A period of time during which you may enroll in Medicare Part B or D with no premium penalty. With Medicare Part B, your SEP begins the month after your group health coverage or employment ends. For Part D, you become eligible for a SEP if you lose any form of non-creditable prescription drug coverage through no fault of your own.

 

Special Needs Plan

A type of plan that provides more specialized health care services for certain groups of people, including those who have specific chronic health conditions, who live in nursing homes, or who have both Medicare and Medicaid.

 

Specified Low-Income Medicare Beneficiary Program (SLMB)

A federal program that pays Medicare Part B premiums for individuals with low incomes. SLMBs are administered by each state’s Medicaid program.

 

Supplemental Insurance

A type of insurance that helps individuals pay for health care expenses that Original Medicare does not pay for, including deductibles and coinsurance. Supplemental insurance may provide added benefits that Medicare does not provide and includes retiree insurance from a previous employer and Medigap plans.

 

Waiting Period
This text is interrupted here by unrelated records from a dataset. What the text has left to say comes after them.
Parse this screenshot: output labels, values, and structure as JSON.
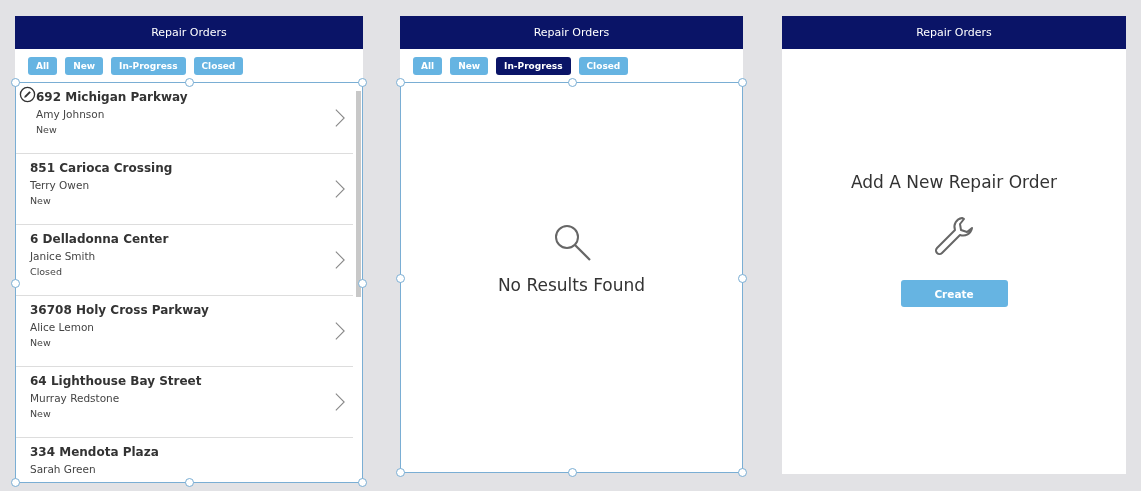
{
  "screens": [
    {
      "kind": "list",
      "title": "Repair Orders",
      "filters": [
        {
          "label": "All",
          "selected": false
        },
        {
          "label": "New",
          "selected": false
        },
        {
          "label": "In-Progress",
          "selected": false
        },
        {
          "label": "Closed",
          "selected": false
        }
      ],
      "rows": [
        {
          "address": "692 Michigan Parkway",
          "name": "Amy Johnson",
          "status": "New"
        },
        {
          "address": "851 Carioca Crossing",
          "name": "Terry Owen",
          "status": "New"
        },
        {
          "address": "6 Delladonna Center",
          "name": "Janice Smith",
          "status": "Closed"
        },
        {
          "address": "36708 Holy Cross Parkway",
          "name": "Alice Lemon",
          "status": "New"
        },
        {
          "address": "64 Lighthouse Bay Street",
          "name": "Murray Redstone",
          "status": "New"
        },
        {
          "address": "334 Mendota Plaza",
          "name": "Sarah Green"
        }
      ]
    },
    {
      "kind": "empty",
      "title": "Repair Orders",
      "filters": [
        {
          "label": "All",
          "selected": false
        },
        {
          "label": "New",
          "selected": false
        },
        {
          "label": "In-Progress",
          "selected": true
        },
        {
          "label": "Closed",
          "selected": false
        }
      ],
      "message": "No Results Found"
    },
    {
      "kind": "create",
      "title": "Repair Orders",
      "heading": "Add A New Repair Order",
      "button": "Create"
    }
  ]
}
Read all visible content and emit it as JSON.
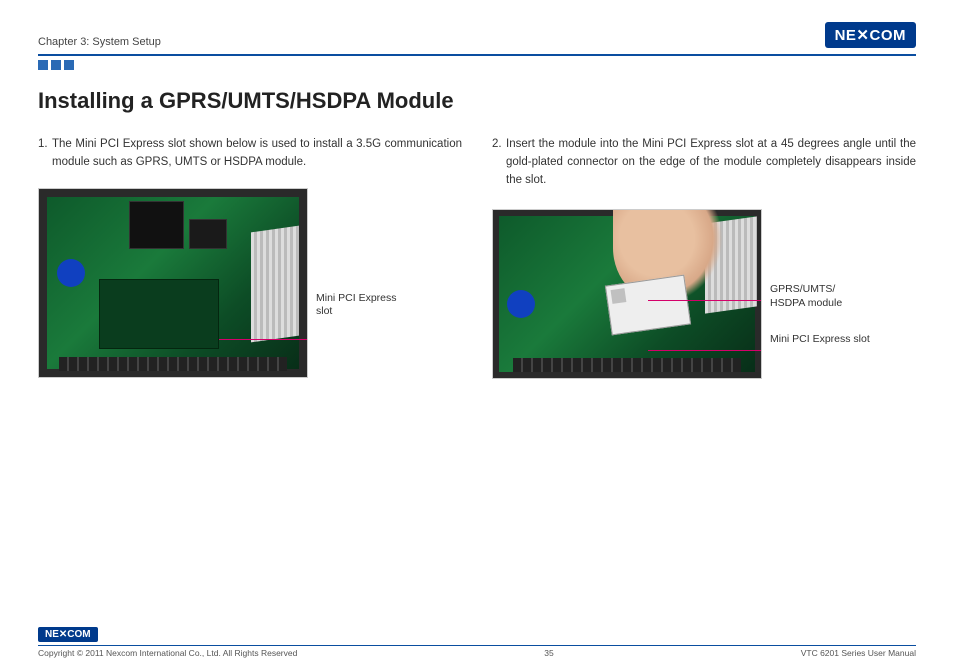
{
  "header": {
    "chapter": "Chapter 3: System Setup",
    "brand": "NE✕COM"
  },
  "title": "Installing a GPRS/UMTS/HSDPA Module",
  "left": {
    "step_num": "1.",
    "step_text": "The Mini PCI Express slot shown below is used to install a 3.5G communication module such as GPRS, UMTS or HSDPA module.",
    "label_slot": "Mini PCI Express slot"
  },
  "right": {
    "step_num": "2.",
    "step_text": "Insert the module into the Mini PCI Express slot at a 45 degrees angle until the gold-plated connector on the edge of the module completely disappears inside the slot.",
    "label_module": "GPRS/UMTS/ HSDPA module",
    "label_slot": "Mini PCI Express slot"
  },
  "footer": {
    "brand": "NE✕COM",
    "copyright": "Copyright © 2011 Nexcom International Co., Ltd. All Rights Reserved",
    "page_number": "35",
    "doc_title": "VTC 6201 Series User Manual"
  }
}
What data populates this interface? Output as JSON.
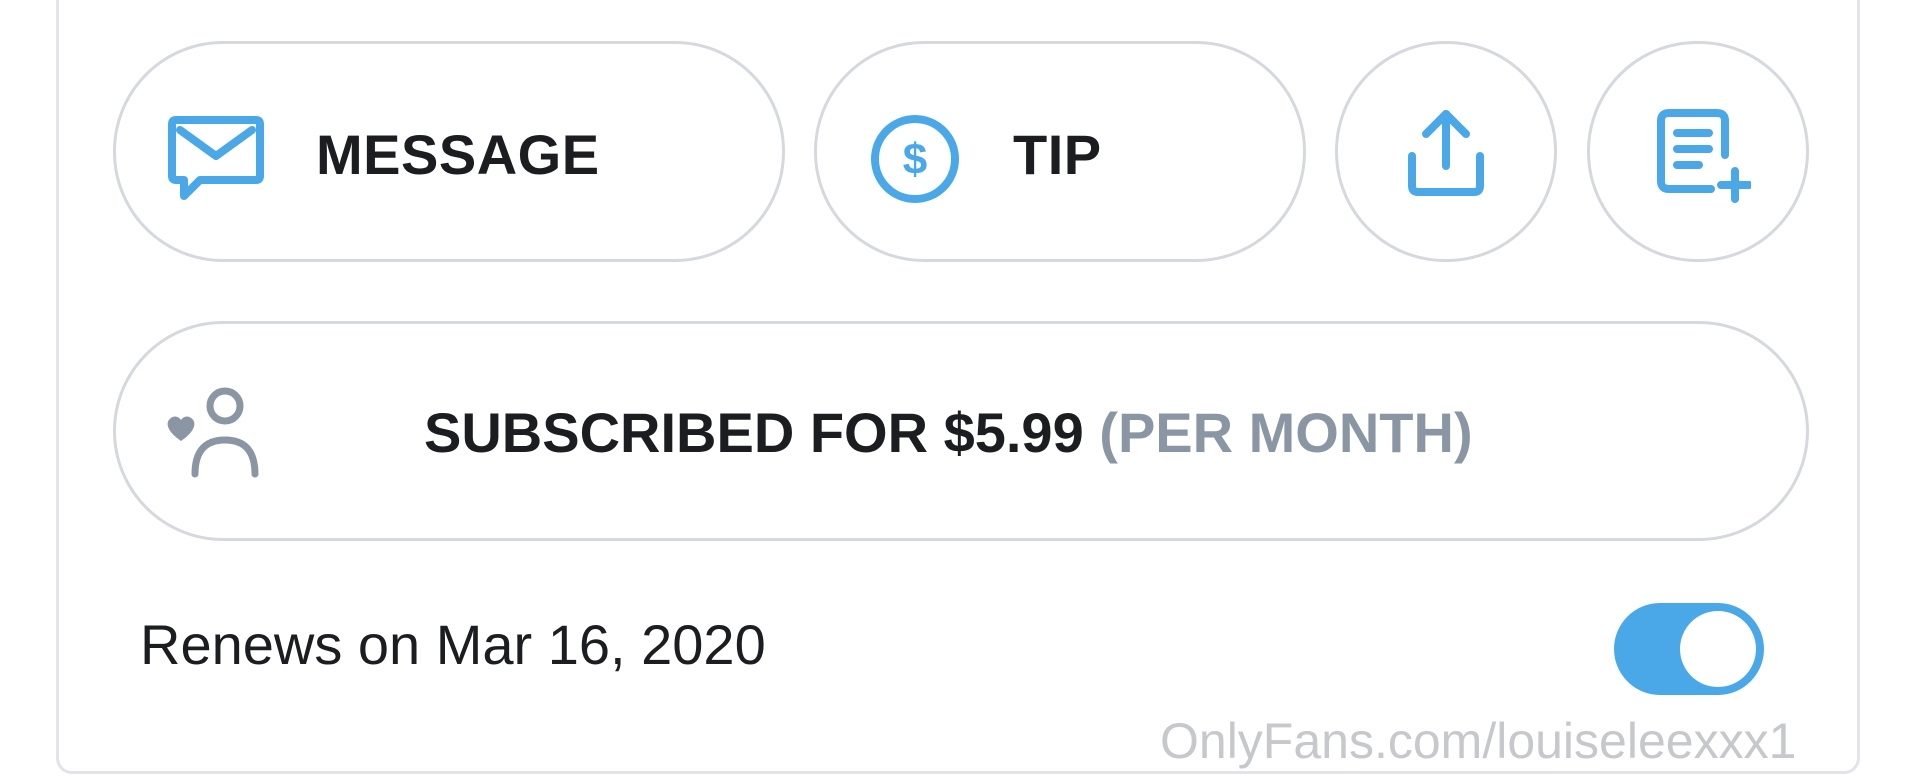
{
  "actions": {
    "message_label": "MESSAGE",
    "tip_label": "TIP",
    "share_icon": "share-upload-icon",
    "add_to_list_icon": "add-to-list-icon"
  },
  "subscription": {
    "status_text": "SUBSCRIBED FOR $5.99",
    "period_text": "(PER MONTH)",
    "icon": "user-heart-icon"
  },
  "renewal": {
    "text": "Renews on Mar 16, 2020",
    "auto_renew_enabled": true
  },
  "watermark": {
    "text": "OnlyFans.com/louiseleexxx1"
  },
  "colors": {
    "accent": "#4aa8e8",
    "text_primary": "#1c1d21",
    "text_muted": "#8a96a3",
    "border": "#d5d8dd"
  }
}
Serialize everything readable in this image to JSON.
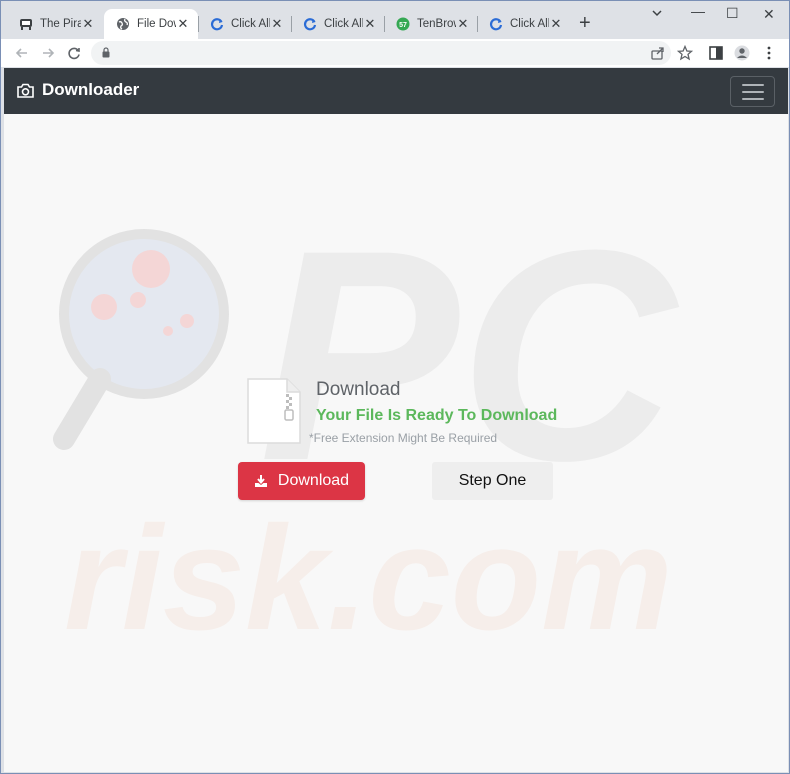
{
  "browser": {
    "tabs": [
      {
        "title": "The Pirat",
        "icon": "pirate-icon",
        "active": false
      },
      {
        "title": "File Dowr",
        "icon": "globe-icon",
        "active": true
      },
      {
        "title": "Click Allo",
        "icon": "refresh-logo-icon",
        "active": false
      },
      {
        "title": "Click Allo",
        "icon": "refresh-logo-icon",
        "active": false
      },
      {
        "title": "TenBrows",
        "icon": "tenbrowser-icon",
        "active": false
      },
      {
        "title": "Click Allo",
        "icon": "refresh-logo-icon",
        "active": false
      }
    ],
    "new_tab_label": "+",
    "window_controls": {
      "minimize": "—",
      "maximize": "☐",
      "close": "✕"
    },
    "address": ""
  },
  "navbar": {
    "brand": "Downloader",
    "brand_icon": "camera-icon"
  },
  "main": {
    "heading": "Download",
    "ready_text": "Your File Is Ready To Download",
    "note": "*Free Extension Might Be Required",
    "download_button": "Download",
    "step_button": "Step One"
  },
  "watermark": {
    "line1": "PC",
    "line2": "risk.com"
  },
  "colors": {
    "navbar_bg": "#343a40",
    "accent_red": "#dc3545",
    "ready_green": "#5cb85c",
    "page_bg": "#f8f8f8"
  }
}
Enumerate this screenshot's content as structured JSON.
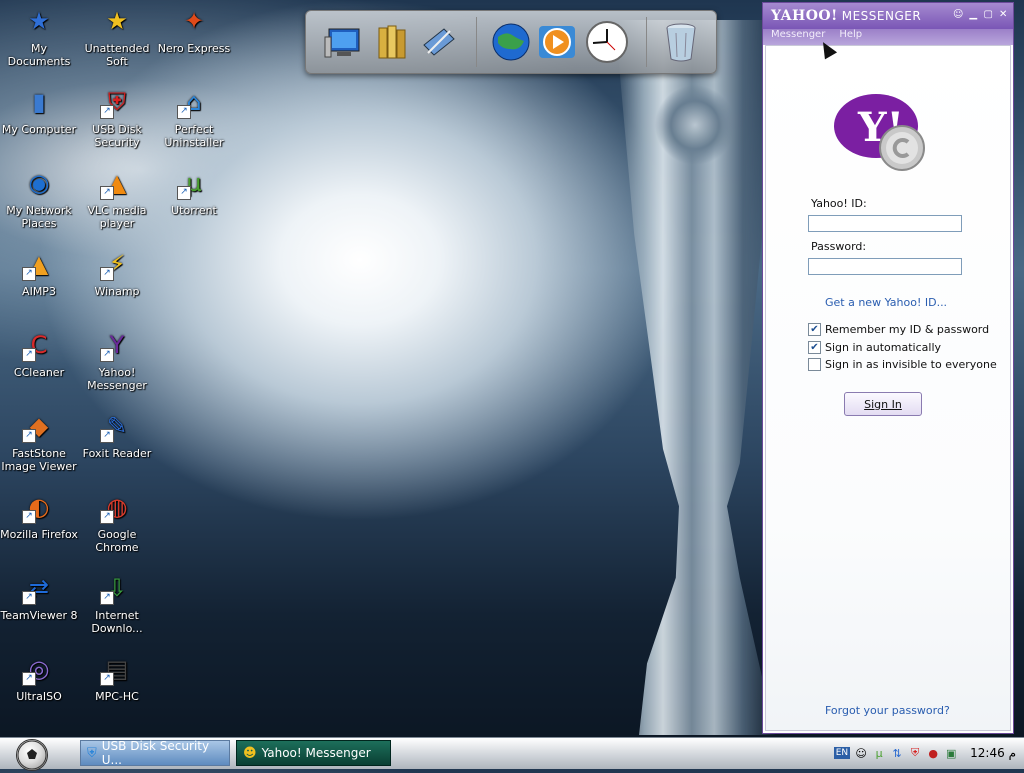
{
  "desktop": {
    "icons": [
      {
        "label": "My Documents",
        "glyph": "★",
        "color": "#2f6fd6"
      },
      {
        "label": "Unattended Soft",
        "glyph": "★",
        "color": "#f0c020"
      },
      {
        "label": "Nero Express",
        "glyph": "✦",
        "color": "#e04a1a"
      },
      {
        "label": "My Computer",
        "glyph": "▮",
        "color": "#3a7ad0"
      },
      {
        "label": "USB Disk Security",
        "glyph": "⛨",
        "color": "#d72020"
      },
      {
        "label": "Perfect Uninstaller",
        "glyph": "⌂",
        "color": "#2c86d9"
      },
      {
        "label": "My Network Places",
        "glyph": "◉",
        "color": "#1e6fd0"
      },
      {
        "label": "VLC media player",
        "glyph": "▲",
        "color": "#f08a10"
      },
      {
        "label": "Utorrent",
        "glyph": "µ",
        "color": "#4aa030"
      },
      {
        "label": "AIMP3",
        "glyph": "▲",
        "color": "#f0a020"
      },
      {
        "label": "Winamp",
        "glyph": "⚡",
        "color": "#f0c020"
      },
      {
        "label": "CCleaner",
        "glyph": "C",
        "color": "#d82b2b"
      },
      {
        "label": "Yahoo! Messenger",
        "glyph": "Y",
        "color": "#6a2a9a"
      },
      {
        "label": "FastStone Image Viewer",
        "glyph": "◆",
        "color": "#e07020"
      },
      {
        "label": "Foxit Reader",
        "glyph": "✎",
        "color": "#2a6ad0"
      },
      {
        "label": "Mozilla Firefox",
        "glyph": "◐",
        "color": "#e66a1a"
      },
      {
        "label": "Google Chrome",
        "glyph": "◍",
        "color": "#d83b2b"
      },
      {
        "label": "TeamViewer 8",
        "glyph": "⇄",
        "color": "#1e6ad8"
      },
      {
        "label": "Internet Downlo...",
        "glyph": "⇩",
        "color": "#3aa040"
      },
      {
        "label": "UltraISO",
        "glyph": "◎",
        "color": "#8a6ad0"
      },
      {
        "label": "MPC-HC",
        "glyph": "▤",
        "color": "#444444"
      }
    ]
  },
  "dock": {
    "items": [
      "computer-icon",
      "folders-icon",
      "pen-tablet-icon",
      "globe-icon",
      "media-player-icon",
      "clock-icon",
      "recycle-bin-icon"
    ]
  },
  "messenger": {
    "title_brand": "YAHOO!",
    "title_product": "MESSENGER",
    "menu": [
      "Messenger",
      "Help"
    ],
    "logo_letter": "Y!",
    "id_label": "Yahoo! ID:",
    "id_value": "",
    "password_label": "Password:",
    "new_id_link": "Get a new Yahoo! ID...",
    "remember": {
      "label": "Remember my ID & password",
      "checked": true
    },
    "auto": {
      "label": "Sign in automatically",
      "checked": true
    },
    "invisible": {
      "label": "Sign in as invisible to everyone",
      "checked": false
    },
    "sign_in_button": "Sign In",
    "forgot_link": "Forgot your password?"
  },
  "taskbar": {
    "tasks": [
      {
        "label": "USB Disk Security U...",
        "active": false
      },
      {
        "label": "Yahoo! Messenger",
        "active": true
      }
    ],
    "lang": "EN",
    "clock": "12:46 م"
  }
}
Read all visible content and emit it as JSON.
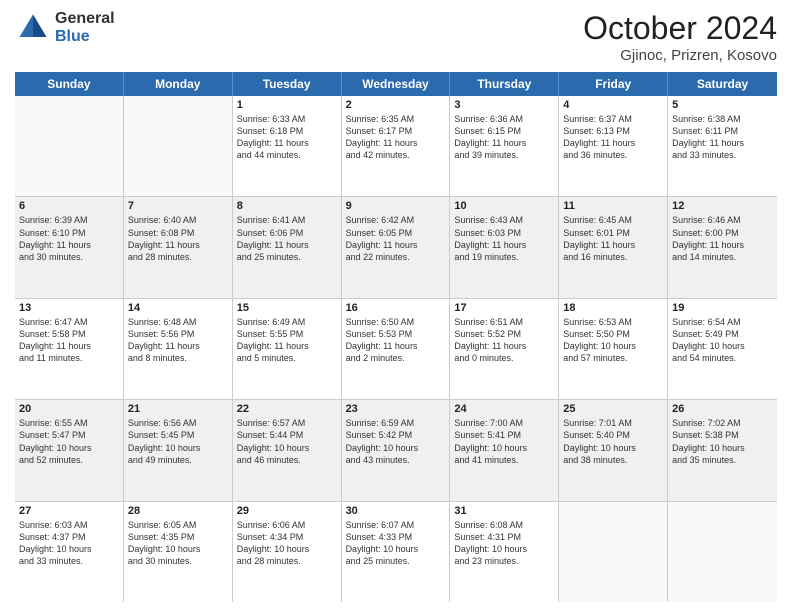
{
  "logo": {
    "general": "General",
    "blue": "Blue"
  },
  "title": "October 2024",
  "subtitle": "Gjinoc, Prizren, Kosovo",
  "weekdays": [
    "Sunday",
    "Monday",
    "Tuesday",
    "Wednesday",
    "Thursday",
    "Friday",
    "Saturday"
  ],
  "weeks": [
    [
      {
        "day": "",
        "lines": [],
        "empty": true
      },
      {
        "day": "",
        "lines": [],
        "empty": true
      },
      {
        "day": "1",
        "lines": [
          "Sunrise: 6:33 AM",
          "Sunset: 6:18 PM",
          "Daylight: 11 hours",
          "and 44 minutes."
        ]
      },
      {
        "day": "2",
        "lines": [
          "Sunrise: 6:35 AM",
          "Sunset: 6:17 PM",
          "Daylight: 11 hours",
          "and 42 minutes."
        ]
      },
      {
        "day": "3",
        "lines": [
          "Sunrise: 6:36 AM",
          "Sunset: 6:15 PM",
          "Daylight: 11 hours",
          "and 39 minutes."
        ]
      },
      {
        "day": "4",
        "lines": [
          "Sunrise: 6:37 AM",
          "Sunset: 6:13 PM",
          "Daylight: 11 hours",
          "and 36 minutes."
        ]
      },
      {
        "day": "5",
        "lines": [
          "Sunrise: 6:38 AM",
          "Sunset: 6:11 PM",
          "Daylight: 11 hours",
          "and 33 minutes."
        ]
      }
    ],
    [
      {
        "day": "6",
        "lines": [
          "Sunrise: 6:39 AM",
          "Sunset: 6:10 PM",
          "Daylight: 11 hours",
          "and 30 minutes."
        ]
      },
      {
        "day": "7",
        "lines": [
          "Sunrise: 6:40 AM",
          "Sunset: 6:08 PM",
          "Daylight: 11 hours",
          "and 28 minutes."
        ]
      },
      {
        "day": "8",
        "lines": [
          "Sunrise: 6:41 AM",
          "Sunset: 6:06 PM",
          "Daylight: 11 hours",
          "and 25 minutes."
        ]
      },
      {
        "day": "9",
        "lines": [
          "Sunrise: 6:42 AM",
          "Sunset: 6:05 PM",
          "Daylight: 11 hours",
          "and 22 minutes."
        ]
      },
      {
        "day": "10",
        "lines": [
          "Sunrise: 6:43 AM",
          "Sunset: 6:03 PM",
          "Daylight: 11 hours",
          "and 19 minutes."
        ]
      },
      {
        "day": "11",
        "lines": [
          "Sunrise: 6:45 AM",
          "Sunset: 6:01 PM",
          "Daylight: 11 hours",
          "and 16 minutes."
        ]
      },
      {
        "day": "12",
        "lines": [
          "Sunrise: 6:46 AM",
          "Sunset: 6:00 PM",
          "Daylight: 11 hours",
          "and 14 minutes."
        ]
      }
    ],
    [
      {
        "day": "13",
        "lines": [
          "Sunrise: 6:47 AM",
          "Sunset: 5:58 PM",
          "Daylight: 11 hours",
          "and 11 minutes."
        ]
      },
      {
        "day": "14",
        "lines": [
          "Sunrise: 6:48 AM",
          "Sunset: 5:56 PM",
          "Daylight: 11 hours",
          "and 8 minutes."
        ]
      },
      {
        "day": "15",
        "lines": [
          "Sunrise: 6:49 AM",
          "Sunset: 5:55 PM",
          "Daylight: 11 hours",
          "and 5 minutes."
        ]
      },
      {
        "day": "16",
        "lines": [
          "Sunrise: 6:50 AM",
          "Sunset: 5:53 PM",
          "Daylight: 11 hours",
          "and 2 minutes."
        ]
      },
      {
        "day": "17",
        "lines": [
          "Sunrise: 6:51 AM",
          "Sunset: 5:52 PM",
          "Daylight: 11 hours",
          "and 0 minutes."
        ]
      },
      {
        "day": "18",
        "lines": [
          "Sunrise: 6:53 AM",
          "Sunset: 5:50 PM",
          "Daylight: 10 hours",
          "and 57 minutes."
        ]
      },
      {
        "day": "19",
        "lines": [
          "Sunrise: 6:54 AM",
          "Sunset: 5:49 PM",
          "Daylight: 10 hours",
          "and 54 minutes."
        ]
      }
    ],
    [
      {
        "day": "20",
        "lines": [
          "Sunrise: 6:55 AM",
          "Sunset: 5:47 PM",
          "Daylight: 10 hours",
          "and 52 minutes."
        ]
      },
      {
        "day": "21",
        "lines": [
          "Sunrise: 6:56 AM",
          "Sunset: 5:45 PM",
          "Daylight: 10 hours",
          "and 49 minutes."
        ]
      },
      {
        "day": "22",
        "lines": [
          "Sunrise: 6:57 AM",
          "Sunset: 5:44 PM",
          "Daylight: 10 hours",
          "and 46 minutes."
        ]
      },
      {
        "day": "23",
        "lines": [
          "Sunrise: 6:59 AM",
          "Sunset: 5:42 PM",
          "Daylight: 10 hours",
          "and 43 minutes."
        ]
      },
      {
        "day": "24",
        "lines": [
          "Sunrise: 7:00 AM",
          "Sunset: 5:41 PM",
          "Daylight: 10 hours",
          "and 41 minutes."
        ]
      },
      {
        "day": "25",
        "lines": [
          "Sunrise: 7:01 AM",
          "Sunset: 5:40 PM",
          "Daylight: 10 hours",
          "and 38 minutes."
        ]
      },
      {
        "day": "26",
        "lines": [
          "Sunrise: 7:02 AM",
          "Sunset: 5:38 PM",
          "Daylight: 10 hours",
          "and 35 minutes."
        ]
      }
    ],
    [
      {
        "day": "27",
        "lines": [
          "Sunrise: 6:03 AM",
          "Sunset: 4:37 PM",
          "Daylight: 10 hours",
          "and 33 minutes."
        ]
      },
      {
        "day": "28",
        "lines": [
          "Sunrise: 6:05 AM",
          "Sunset: 4:35 PM",
          "Daylight: 10 hours",
          "and 30 minutes."
        ]
      },
      {
        "day": "29",
        "lines": [
          "Sunrise: 6:06 AM",
          "Sunset: 4:34 PM",
          "Daylight: 10 hours",
          "and 28 minutes."
        ]
      },
      {
        "day": "30",
        "lines": [
          "Sunrise: 6:07 AM",
          "Sunset: 4:33 PM",
          "Daylight: 10 hours",
          "and 25 minutes."
        ]
      },
      {
        "day": "31",
        "lines": [
          "Sunrise: 6:08 AM",
          "Sunset: 4:31 PM",
          "Daylight: 10 hours",
          "and 23 minutes."
        ]
      },
      {
        "day": "",
        "lines": [],
        "empty": true
      },
      {
        "day": "",
        "lines": [],
        "empty": true
      }
    ]
  ]
}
The period of time between the day you sign up for private Medicare or Medigap and the day your coverage begins.

 

Need Medicare Enrollment Assistance? Contact the MBA

When you have questions, our licensed advisors have answers, so give us a call at 651.358.2990